Conclusion"ThatCosplayGuy" derping around in his attempt as Kirito.

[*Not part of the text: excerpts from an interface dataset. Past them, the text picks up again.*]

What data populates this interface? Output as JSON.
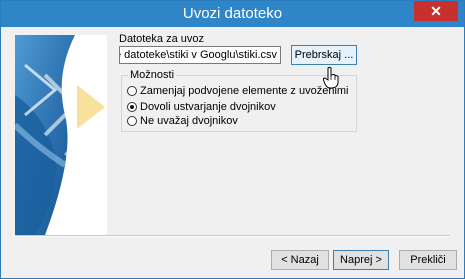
{
  "window": {
    "title": "Uvozi datoteko",
    "close_glyph": "✕"
  },
  "file": {
    "label": "Datoteka za uvoz",
    "value": "rčne datoteke\\stiki v Googlu\\stiki.csv",
    "browse_label": "Prebrskaj ..."
  },
  "options": {
    "title": "Možnosti",
    "items": [
      {
        "label": "Zamenjaj podvojene elemente z uvoženimi",
        "selected": false
      },
      {
        "label": "Dovoli ustvarjanje dvojnikov",
        "selected": true
      },
      {
        "label": "Ne uvažaj dvojnikov",
        "selected": false
      }
    ]
  },
  "buttons": {
    "back": "< Nazaj",
    "next": "Naprej >",
    "cancel": "Prekliči"
  },
  "colors": {
    "title_bar": "#2e86c9",
    "close_button": "#c7302c",
    "wizard_dark": "#1a5f9e",
    "wizard_light": "#8fc3ea"
  },
  "icons": {
    "cursor": "hand-pointer-icon",
    "close": "close-icon"
  }
}
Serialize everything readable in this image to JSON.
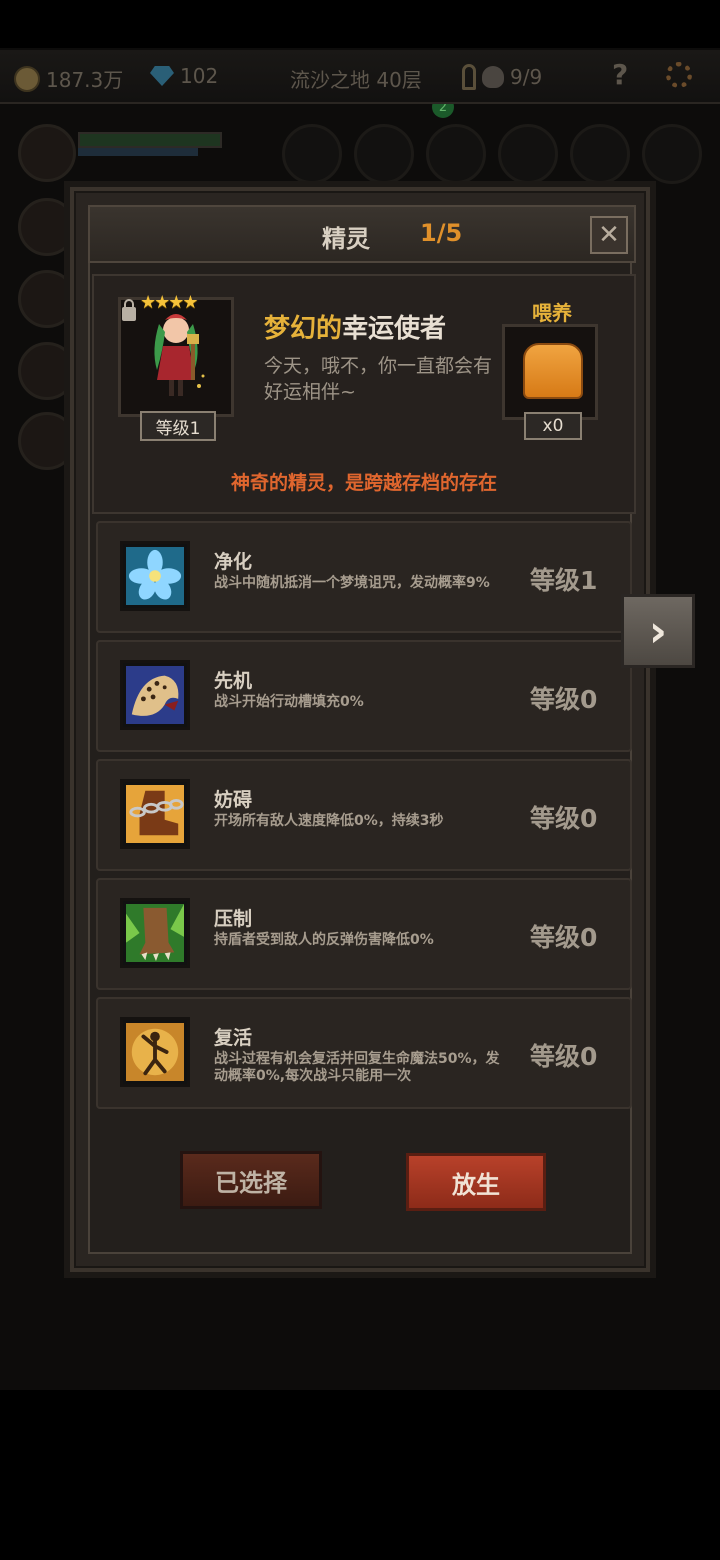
{
  "topbar": {
    "gold": "187.3万",
    "gems": "102",
    "location": "流沙之地 40层",
    "keys": "9/9",
    "help": "?",
    "badge": "2"
  },
  "dialog": {
    "title": "精灵",
    "count": "1/5",
    "close": "✕"
  },
  "spirit": {
    "stars": "★★★★",
    "level": "等级1",
    "name_adj": "梦幻的",
    "name": "幸运使者",
    "description": "今天，哦不，你一直都会有好运相伴~",
    "feed_label": "喂养",
    "feed_count": "x0",
    "tagline": "神奇的精灵，是跨越存档的存在"
  },
  "skills": [
    {
      "name": "净化",
      "desc": "战斗中随机抵消一个梦境诅咒，发动概率9%",
      "level": "等级1",
      "icon": "blue-flower-icon"
    },
    {
      "name": "先机",
      "desc": "战斗开始行动槽填充0%",
      "level": "等级0",
      "icon": "leopard-icon"
    },
    {
      "name": "妨碍",
      "desc": "开场所有敌人速度降低0%，持续3秒",
      "level": "等级0",
      "icon": "chained-boot-icon"
    },
    {
      "name": "压制",
      "desc": "持盾者受到敌人的反弹伤害降低0%",
      "level": "等级0",
      "icon": "beast-claw-icon"
    },
    {
      "name": "复活",
      "desc": "战斗过程有机会复活并回复生命魔法50%，发动概率0%,每次战斗只能用一次",
      "level": "等级0",
      "icon": "revive-figure-icon"
    }
  ],
  "buttons": {
    "selected": "已选择",
    "release": "放生"
  },
  "nav": {
    "next": "›"
  },
  "colors": {
    "accent_orange": "#e0902a",
    "gold_text": "#e6b23a",
    "tagline": "#e0662e",
    "release_button": "#b8412a"
  }
}
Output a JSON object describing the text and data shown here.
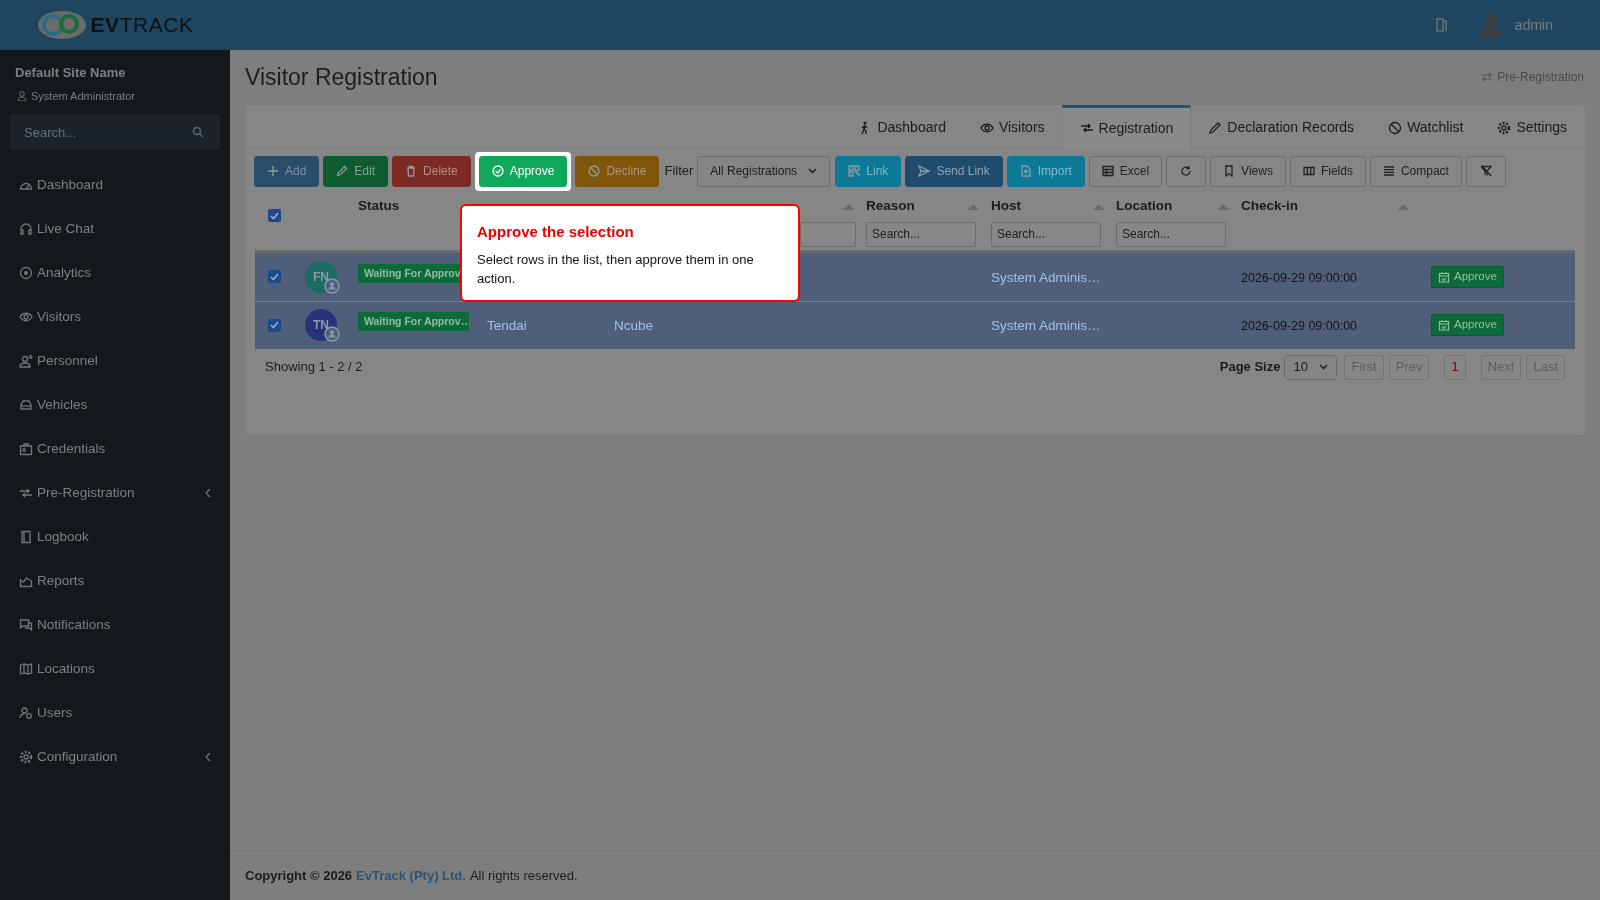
{
  "topbar": {
    "logo": "**EV**TRACK",
    "user": "admin"
  },
  "sidebar": {
    "site_name": "Default Site Name",
    "role": "System Administrator",
    "search": {
      "placeholder": "Search..."
    },
    "items": [
      {
        "label": "Dashboard",
        "has_submenu": false
      },
      {
        "label": "Live Chat",
        "has_submenu": false
      },
      {
        "label": "Analytics",
        "has_submenu": false
      },
      {
        "label": "Visitors",
        "has_submenu": false
      },
      {
        "label": "Personnel",
        "has_submenu": false
      },
      {
        "label": "Vehicles",
        "has_submenu": false
      },
      {
        "label": "Credentials",
        "has_submenu": false
      },
      {
        "label": "Pre-Registration",
        "has_submenu": true
      },
      {
        "label": "Logbook",
        "has_submenu": false
      },
      {
        "label": "Reports",
        "has_submenu": false
      },
      {
        "label": "Notifications",
        "has_submenu": false
      },
      {
        "label": "Locations",
        "has_submenu": false
      },
      {
        "label": "Users",
        "has_submenu": false
      },
      {
        "label": "Configuration",
        "has_submenu": true
      }
    ]
  },
  "page": {
    "title": "Visitor Registration",
    "breadcrumb": "Pre-Registration"
  },
  "tabs": [
    {
      "label": "Dashboard",
      "selected": false
    },
    {
      "label": "Visitors",
      "selected": false
    },
    {
      "label": "Registration",
      "selected": true
    },
    {
      "label": "Declaration Records",
      "selected": false
    },
    {
      "label": "Watchlist",
      "selected": false
    },
    {
      "label": "Settings",
      "selected": false
    }
  ],
  "toolbar": {
    "buttons": [
      {
        "label": "Add",
        "kind": "primary"
      },
      {
        "label": "Edit",
        "kind": "success"
      },
      {
        "label": "Delete",
        "kind": "danger"
      },
      {
        "label": "Approve",
        "kind": "highlight"
      },
      {
        "label": "Decline",
        "kind": "warning"
      }
    ],
    "filter": {
      "label": "Filter",
      "value": "All Registrations"
    },
    "buttons_right": [
      {
        "label": "Link",
        "kind": "info"
      },
      {
        "label": "Send Link",
        "kind": "dark"
      },
      {
        "label": "Import",
        "kind": "info"
      },
      {
        "label": "Excel",
        "kind": "outline"
      },
      {
        "kind": "outline"
      },
      {
        "label": "Views",
        "kind": "outline"
      },
      {
        "label": "Fields",
        "kind": "outline"
      },
      {
        "label": "Compact",
        "kind": "outline"
      },
      {
        "kind": "outline"
      }
    ]
  },
  "table": {
    "select_all": {
      "checked": true
    },
    "columns": [
      {
        "label": "Status"
      },
      {},
      {
        "sortable": true,
        "search": true
      },
      {
        "label": "Reason",
        "sortable": true,
        "search": {
          "placeholder": "Search..."
        }
      },
      {
        "label": "Host",
        "sortable": true,
        "search": {
          "placeholder": "Search..."
        }
      },
      {
        "label": "Location",
        "sortable": true,
        "search": {
          "placeholder": "Search..."
        }
      },
      {
        "label": "Check-in",
        "sortable": true
      }
    ],
    "rows": [
      {
        "checked": true,
        "initials": "FN",
        "color": "#1d6b62",
        "status": "Waiting For Approv",
        "host": "System Adminis…",
        "checkin": "2026-09-29 09:00:00",
        "action": "Approve"
      },
      {
        "checked": true,
        "initials": "TN",
        "color": "#28327a",
        "status": "Waiting For Approv…",
        "first_name": "Tendai",
        "last_name": "Ncube",
        "host": "System Adminis…",
        "checkin": "2026-09-29 09:00:00",
        "action": "Approve"
      }
    ]
  },
  "pagination": {
    "summary": "Showing 1 - 2 / 2",
    "page_size_label": "Page Size",
    "page_size": "10",
    "buttons": [
      {
        "label": "First",
        "selected": false
      },
      {
        "label": "Prev",
        "selected": false
      },
      {
        "label": "1",
        "selected": true
      },
      {
        "label": "Next",
        "selected": false
      },
      {
        "label": "Last",
        "selected": false
      }
    ]
  },
  "tooltip": {
    "title": "Approve the selection",
    "text": "Select rows in the list, then approve them in one action."
  },
  "footer": {
    "prefix": "Copyright © 2026",
    "link": "EvTrack (Pty) Ltd.",
    "suffix": "All rights reserved."
  }
}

Cosplacon was the second anime convention I’ve attended in my career. Even though Anime St. Louis (ASTL) was my first, I truly felt like I had a better understanding and appreciation for cosplay at Cosplacon. Don’t get me wrong, I had an awesome time at ASTL, but I was at the same time overwhelmed by the variety provided at ASTL. Cosplacon was a way for me to step back and fully appreciate what was around me. What also made this event so special to me-and I’m sure everyone else who attended would agree-was the staff. Rodney, the lead coordinator and guest relations liaison for Cosplacon, did an amazing job at assuring everyone’s enjoyment during the entire weekend. He even hosted several panels and sat in on others to mingle with attendees. I have never seen this at any other con I’ve been to, and I have definitely never been able to place names of the friendly faces of staff members who poured their hearts and souls into such an event. Even when I went to McDonalds for dinner, Ben, another Staff member, came up to me and asked how the con was going and if there was anything he could do to improve my experience. I wish I could remember all the names of everyone who was staff or volunteered, but you know who you are and you know that we are ALL truly grateful for the hard work you’ve committed. Keep in mind, Cosplacon was an event that went 2 years in production stage before it became official, as this was Central Missouri’s first anime convention. Will I go next year? This goes without saying, but even better is that I now have a new list of friends I’ll go with and see at Cosplacon 2014. I hope that everyone I saw from this year’s event can be there again, but even more so, I hope that we make such an impact that the fans from the East and West Coast are jealous!
Thanks for reading this in-depth review of Cosplacon 2013. I had a great time meeting other fans and sharing this experience with them. As noted in the article, I will be posting the complete set of pictures and removing the links for your convenience.
Once again, shout out to all the amazing guests and WONDERFUL group of staff and volunteers who truly made this a memorable experience for everyone! You can definitely count on me going to Cosplacon 2014, and who knows, maybe you could be in the next photo gallery.
This is Manny or "ThatCosplayGuy" signing off!